Education happens in the classroom, but there’s plenty going on behind the scenes.
“There are just a lot of different things it takes to make a school system run,” said Brad Brown, executive director of human resources for the Hall County School District. “There are so many different pieces. Every piece is important and it’s there for a reason.”
School district central offices are charged with making sure each school — 35 in Hall and eight in the Gainesville district — has what it needs to educate students, keep them safe, feed them and comply with an array of state and federal regulations.
“There are very few positions here (in the central office) that don’t have some kind of compliance element to them,” said Wanda Creel, superintendent of Gainesville City Schools.
Districts must comply with regulations on everything from teacher certification to curriculum and special-education standards.
In addition, central offices create district policy, stay prepared for multiple types of audits, provide professional training, handle payroll and hiring, keep track of funds that come from different sources and have different allocations and implement plans for every aspect of running schools, from technology to testing.
“Our district probably operates an $85 million budget (when outside funds are included). It takes people to manage that and cover everything that we have to do,” Creel said. “All of these things don’t just happen in the classroom.”
While most school funds spent by districts go directly to schools and teacher salaries, central offices are costly to operate. Like any other department, the greatest share is salaries.
In Gainesville schools, central office salaries and benefits make up about 6 percent of the district’s total salaries and benefits. The district expects to spend $3,623,255 on central office salaries and benefits and $2,875,523 on salaries and benefits for transportation, maintenance and operations in fiscal year 2015.

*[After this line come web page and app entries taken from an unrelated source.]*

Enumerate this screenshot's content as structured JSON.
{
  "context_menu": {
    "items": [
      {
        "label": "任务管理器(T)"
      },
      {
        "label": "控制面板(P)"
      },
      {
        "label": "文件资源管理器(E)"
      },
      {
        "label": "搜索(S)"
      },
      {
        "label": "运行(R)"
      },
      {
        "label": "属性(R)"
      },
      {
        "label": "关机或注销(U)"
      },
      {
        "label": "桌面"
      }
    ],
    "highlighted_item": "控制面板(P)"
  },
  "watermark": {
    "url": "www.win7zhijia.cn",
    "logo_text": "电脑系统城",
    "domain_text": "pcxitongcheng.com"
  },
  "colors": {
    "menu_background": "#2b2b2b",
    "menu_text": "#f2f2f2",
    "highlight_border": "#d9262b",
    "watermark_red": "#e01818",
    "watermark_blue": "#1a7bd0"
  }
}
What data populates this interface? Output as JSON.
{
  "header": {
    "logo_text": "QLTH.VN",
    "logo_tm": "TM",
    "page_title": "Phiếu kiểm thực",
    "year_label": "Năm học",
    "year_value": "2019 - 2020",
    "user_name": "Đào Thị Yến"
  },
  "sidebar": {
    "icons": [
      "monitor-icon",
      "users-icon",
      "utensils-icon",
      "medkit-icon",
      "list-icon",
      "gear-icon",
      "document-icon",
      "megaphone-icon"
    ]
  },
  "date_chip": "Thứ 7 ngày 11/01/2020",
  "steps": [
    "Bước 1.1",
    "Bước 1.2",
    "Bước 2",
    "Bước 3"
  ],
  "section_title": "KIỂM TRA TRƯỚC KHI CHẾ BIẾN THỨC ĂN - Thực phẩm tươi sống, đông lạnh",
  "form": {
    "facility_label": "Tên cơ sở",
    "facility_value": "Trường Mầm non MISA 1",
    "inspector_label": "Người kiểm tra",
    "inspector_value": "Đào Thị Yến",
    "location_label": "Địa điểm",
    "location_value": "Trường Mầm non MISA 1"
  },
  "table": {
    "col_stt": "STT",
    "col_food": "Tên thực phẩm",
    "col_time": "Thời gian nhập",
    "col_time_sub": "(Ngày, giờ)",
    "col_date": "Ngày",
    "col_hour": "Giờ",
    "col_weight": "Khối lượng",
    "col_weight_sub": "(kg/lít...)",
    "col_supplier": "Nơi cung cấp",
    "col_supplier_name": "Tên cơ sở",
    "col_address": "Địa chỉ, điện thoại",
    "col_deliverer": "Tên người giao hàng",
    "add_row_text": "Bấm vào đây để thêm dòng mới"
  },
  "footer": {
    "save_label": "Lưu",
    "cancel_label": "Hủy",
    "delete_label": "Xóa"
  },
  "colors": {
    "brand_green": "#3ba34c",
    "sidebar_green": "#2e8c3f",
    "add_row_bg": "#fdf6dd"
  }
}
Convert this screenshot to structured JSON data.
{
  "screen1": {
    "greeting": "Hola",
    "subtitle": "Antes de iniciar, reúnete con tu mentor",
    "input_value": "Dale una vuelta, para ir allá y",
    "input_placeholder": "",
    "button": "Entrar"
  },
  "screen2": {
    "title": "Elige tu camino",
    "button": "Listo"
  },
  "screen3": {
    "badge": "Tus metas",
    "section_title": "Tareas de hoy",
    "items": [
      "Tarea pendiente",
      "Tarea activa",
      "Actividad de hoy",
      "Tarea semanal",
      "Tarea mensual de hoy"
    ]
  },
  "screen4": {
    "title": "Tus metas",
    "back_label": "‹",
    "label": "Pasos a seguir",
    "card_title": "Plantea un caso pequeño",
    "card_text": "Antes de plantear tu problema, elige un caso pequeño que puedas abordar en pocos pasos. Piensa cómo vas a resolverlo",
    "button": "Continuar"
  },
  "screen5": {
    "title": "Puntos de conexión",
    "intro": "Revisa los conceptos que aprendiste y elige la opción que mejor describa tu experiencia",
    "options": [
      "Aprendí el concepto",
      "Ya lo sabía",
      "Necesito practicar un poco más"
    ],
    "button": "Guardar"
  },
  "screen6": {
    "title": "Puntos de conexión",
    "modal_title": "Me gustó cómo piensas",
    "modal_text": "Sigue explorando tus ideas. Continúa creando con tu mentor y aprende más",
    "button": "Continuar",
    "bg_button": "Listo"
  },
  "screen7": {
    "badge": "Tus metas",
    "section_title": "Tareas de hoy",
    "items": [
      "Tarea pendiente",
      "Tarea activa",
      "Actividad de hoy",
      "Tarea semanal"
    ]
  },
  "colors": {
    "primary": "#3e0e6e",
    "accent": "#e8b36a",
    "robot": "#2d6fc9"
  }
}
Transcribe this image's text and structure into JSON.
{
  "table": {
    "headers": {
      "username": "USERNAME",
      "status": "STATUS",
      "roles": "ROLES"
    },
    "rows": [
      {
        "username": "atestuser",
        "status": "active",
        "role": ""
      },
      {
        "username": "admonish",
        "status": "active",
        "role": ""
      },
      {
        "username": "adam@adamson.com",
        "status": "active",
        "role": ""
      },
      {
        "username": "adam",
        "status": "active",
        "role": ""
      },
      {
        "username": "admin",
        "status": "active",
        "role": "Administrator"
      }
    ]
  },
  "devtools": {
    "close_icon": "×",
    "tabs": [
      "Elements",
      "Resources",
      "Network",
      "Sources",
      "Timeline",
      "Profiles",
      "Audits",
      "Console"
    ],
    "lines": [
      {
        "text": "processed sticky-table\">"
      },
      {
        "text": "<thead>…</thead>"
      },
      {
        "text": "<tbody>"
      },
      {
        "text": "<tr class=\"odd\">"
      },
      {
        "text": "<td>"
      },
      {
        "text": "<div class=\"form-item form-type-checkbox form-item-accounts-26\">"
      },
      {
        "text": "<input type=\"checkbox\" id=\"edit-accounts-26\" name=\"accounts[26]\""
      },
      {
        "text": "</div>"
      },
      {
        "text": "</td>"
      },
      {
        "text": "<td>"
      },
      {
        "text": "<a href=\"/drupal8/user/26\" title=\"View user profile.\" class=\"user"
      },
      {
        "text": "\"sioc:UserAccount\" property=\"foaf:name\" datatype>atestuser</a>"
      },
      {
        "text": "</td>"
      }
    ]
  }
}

The district will spend $56,862,563 on salaries and benefits districtwide. The total district budget is $77,127,795.
In Hall County, the district does not differentiate between district-level expenses and school-level expenses in its budget, but the total budget for 2015 is $297,122,528, including a general fund of $222,364,396. Deputy Superintendent Lee Lovett, who oversees the district’s finance department, estimated personnel costs make up about three-quarters of general fund expenses.
There are approximately 3,400 employees districtwide, around 90 to 100 of whom work at the district level, not including more than 200 bus drivers.
In the Gainesville district, the central office is divided into three main categories — instruction, learning supports and operations — each of which houses several departments.
Instruction is headed by Chief Academic Officer Sarah Bell and also includes the directors of college and career readiness, special education and STEAM innovation.
Learning supports is headed by the chief achievement and accountability officer, Priscilla Collins, and also includes the directors of state and federal accountability, learning supports and Title III, a federal accountability program.
Operations is headed by Chief Operations Officer Christine Brosky and Chief Financial Officer Janet Allison and includes directors of school food nutrition, technology, maintenance and operations and transportation. The category also includes the human resources department.
The office also includes support staff such as secretaries and payroll clerks. Many of the support staff, Creel said, are bilingual. Creel said around half the students in the district are Hispanic, and resources are allocated both for communicating with parents who aren’t fluent in English, and for teaching English as a second language.
In Hall County’s central office, there are departments for budget and finance, personnel, facilities, food services, teaching and learning, maintenance and technology.
Some of house smaller departments. For example, the department of teaching and learning, headed by Assistant Superintendent Eloise Barron, also includes directors of special education, middle and secondary school education, student services and elementary education, among others.
The department, according to Barron, “provides curriculum development and instructional support and services to elementary, middle and high schools in the system.”
Each employee in the department has a long list of responsibilities.
For example, the director of middle and secondary education is responsible for curriculum and Common Core units, assessments and data analysis, college and career readiness accountability, school improvement support, textbook adoption and ordering, grade reporting and professional learning related to Common Core. The job description includes 11 more items.
The department also includes employees below the director level, such as a data analyst, a test coordinator and secretaries.
“I know people look and say, wow, there’s so many people up there,” Brown said. “But if they could see what we do and know we’re down 13 people in the last five years, they’d understand.”
Brown also addressed use of employees who have retired from the school system and returned to work for the district. Brown said the district hires retired employees both for their expertise and because they draw smaller salaries — only 49 percent, at most, of the regular salary for their jobs.
One teacher with a master’s degree whose experience puts him or her at the top of the salary range, Brown said, costs more than two retired teachers with the same qualifications.
At the district level, Brown said retired workers are especially needed for jobs on disciplinary tribunals and in testing coordination. The jobs require a lot of expertise, he said, but it’s harder to find qualified applicants who are not retired because the jobs are part time or seasonal and often have odd hours.
Brown said all of these jobs support the same goal of providing a quality education, even if regulations and innovation have made that task more complicated than it used to be.
“Everyone’s got different responsibilities, but they’re all equally crucial to making everything work,” he said.
The central office, Creel said, is the glue that holds the district’s schools together.
“Although we’re celebrating the uniqueness of every school, what we’re also seeing is the collaboration and coordination of schools,” said Creel. “It takes individuals to help us coordinate all of those endeavors.”